The Samaritans, recognizing only the Pentateuch, noted that the first place Abraham built an altar to God was at Shechem, (Genesis 12:6-7), which was overlooked by Mount Gerizim, where the Israelites had shouted the blessings promised by God before they enter the promised land, (Deuteronomy 11:29-30). As a result, they chose Mount Gerizim for the place of their temple.
“neither on this mountain nor in Jerusalem” - There was no reason to debate locations, since both places would be obsolete soon and neither would have any role to play in the lives of those who generally worship God.
Jerusalem would even be destroyed with its temple (A.D. 70)
“you do not know” - The Samaritans did not know God. They did not have the full revelation of Him, and thus could not worship in truth. The Jews did have the full revelation of God in the Old testament, thus they knew the God they worshiped, because salvation's truth came first to them (Luke 19:9), and through them to the world (Romans 3:2, 9:4-5)
“God is Spirit” - This phrase means God is invisible. Man could never comprehend the invisible God unless He revealed Himself, as He did in Scripture and the incarnation.
A person must worship not simply by external conformity to religious rituals and places (outwardly) but inwardly (“in spirit”) with the proper heart attitude.
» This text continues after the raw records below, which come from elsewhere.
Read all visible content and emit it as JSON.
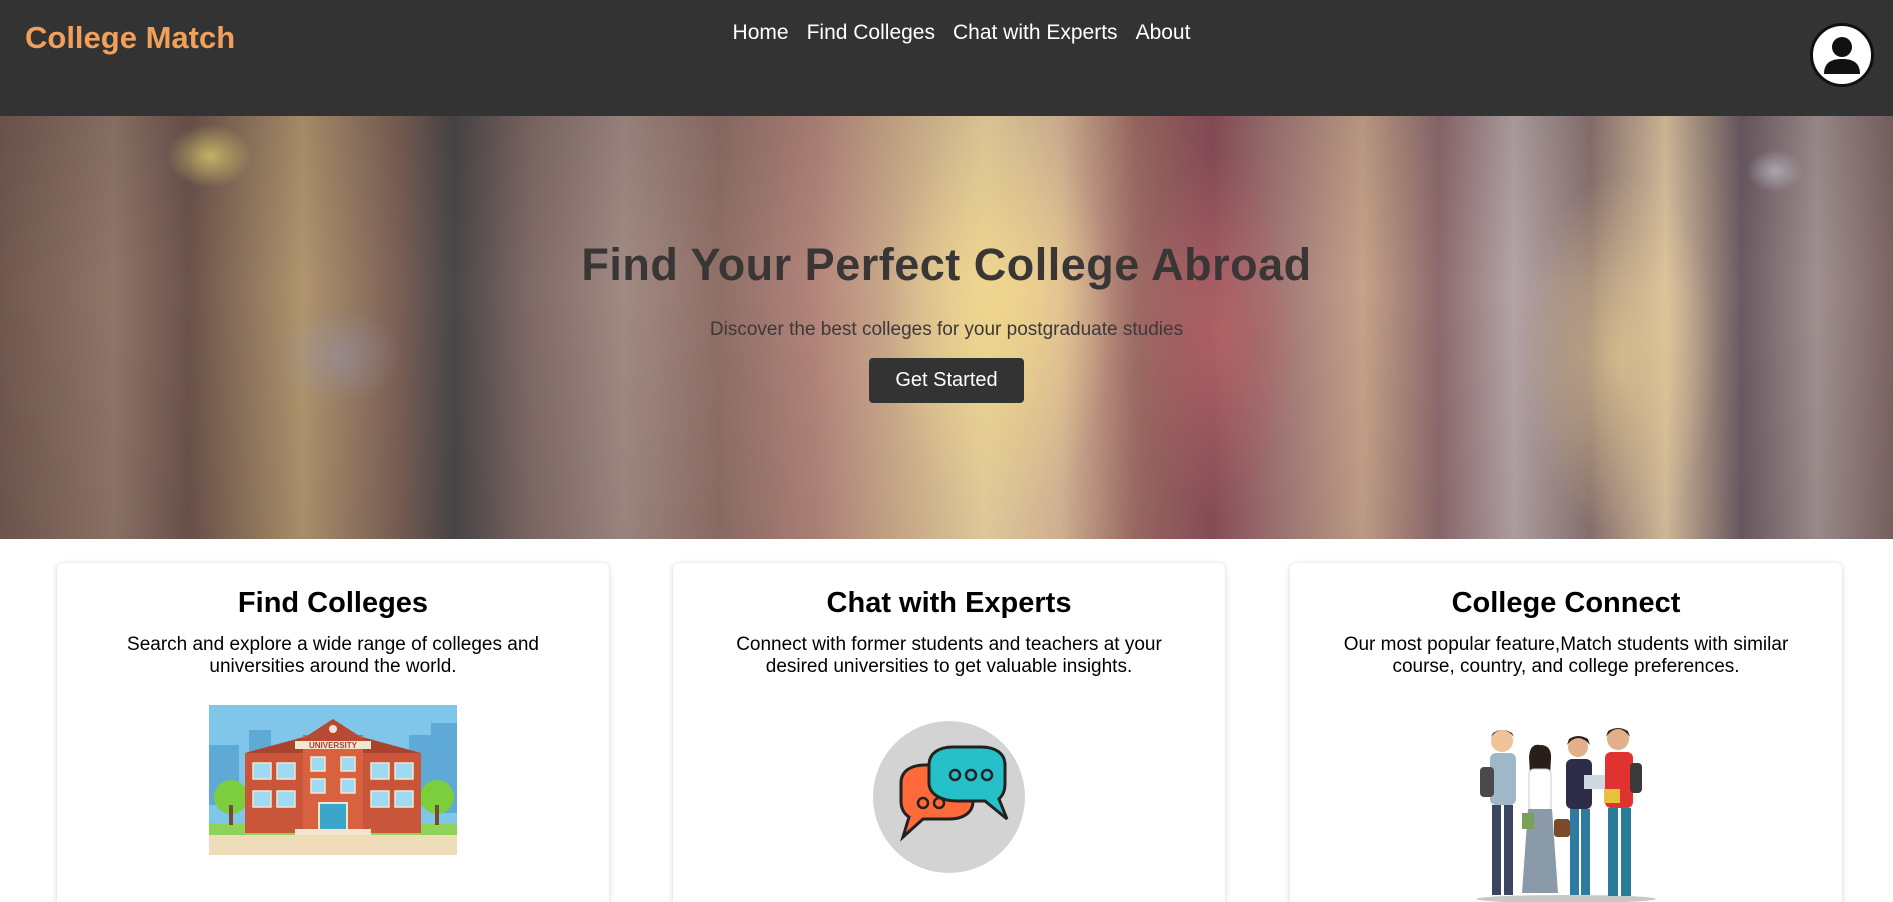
{
  "brand": {
    "name": "College Match"
  },
  "nav": {
    "links": [
      "Home",
      "Find Colleges",
      "Chat with Experts",
      "About"
    ]
  },
  "profile": {
    "icon": "user-avatar-icon"
  },
  "hero": {
    "title": "Find Your Perfect College Abroad",
    "subtitle": "Discover the best colleges for your postgraduate studies",
    "button_label": "Get Started"
  },
  "cards": [
    {
      "title": "Find Colleges",
      "description": "Search and explore a wide range of colleges and universities around the world.",
      "image": "university-building-illustration",
      "image_label": "UNIVERSITY"
    },
    {
      "title": "Chat with Experts",
      "description": "Connect with former students and teachers at your desired universities to get valuable insights.",
      "image": "chat-bubbles-icon"
    },
    {
      "title": "College Connect",
      "description": "Our most popular feature,Match students with similar course, country, and college preferences.",
      "image": "students-group-illustration"
    }
  ],
  "colors": {
    "navbar": "#333333",
    "brand": "#f0a05a",
    "button": "#333333"
  }
}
“Messiah” - The Samaritans also anticipated Messiah’s coming.
“I who speak to you am he“ - The “he” in this translation is not in the original Greek, for Jesus lit. said, “I who speak to you am” The usage of “I am” is similar to (John 8:58). This claim constitutes the main point of the story regarding the Samaritan woman.
How did Jesus intentionally engage the woman who was an outcast? How do you think you would engage someone in a similar situation?
Read John 6:37
All that the Father gives me will come to me, and whoever comes to me I will never cast out. John 6:37 ESV
Read John 6:58
Jesus said to them, “Truly, truly, I say to you, before Abraham was, I am.” John 6:58 ESV
How have you grown in your knowledge of Christ recently? What are some ways you have seen Him differently at different moments in your life? Who is someone you could share this with this week?
How can our church be more intentional in the way we reach people who do not typically go to church? Is there a specific need we should pray for?
What are some ways our group can be intentional with each other? What is something our group can do this week to intentionally seek to meet a need in the name of Jesus?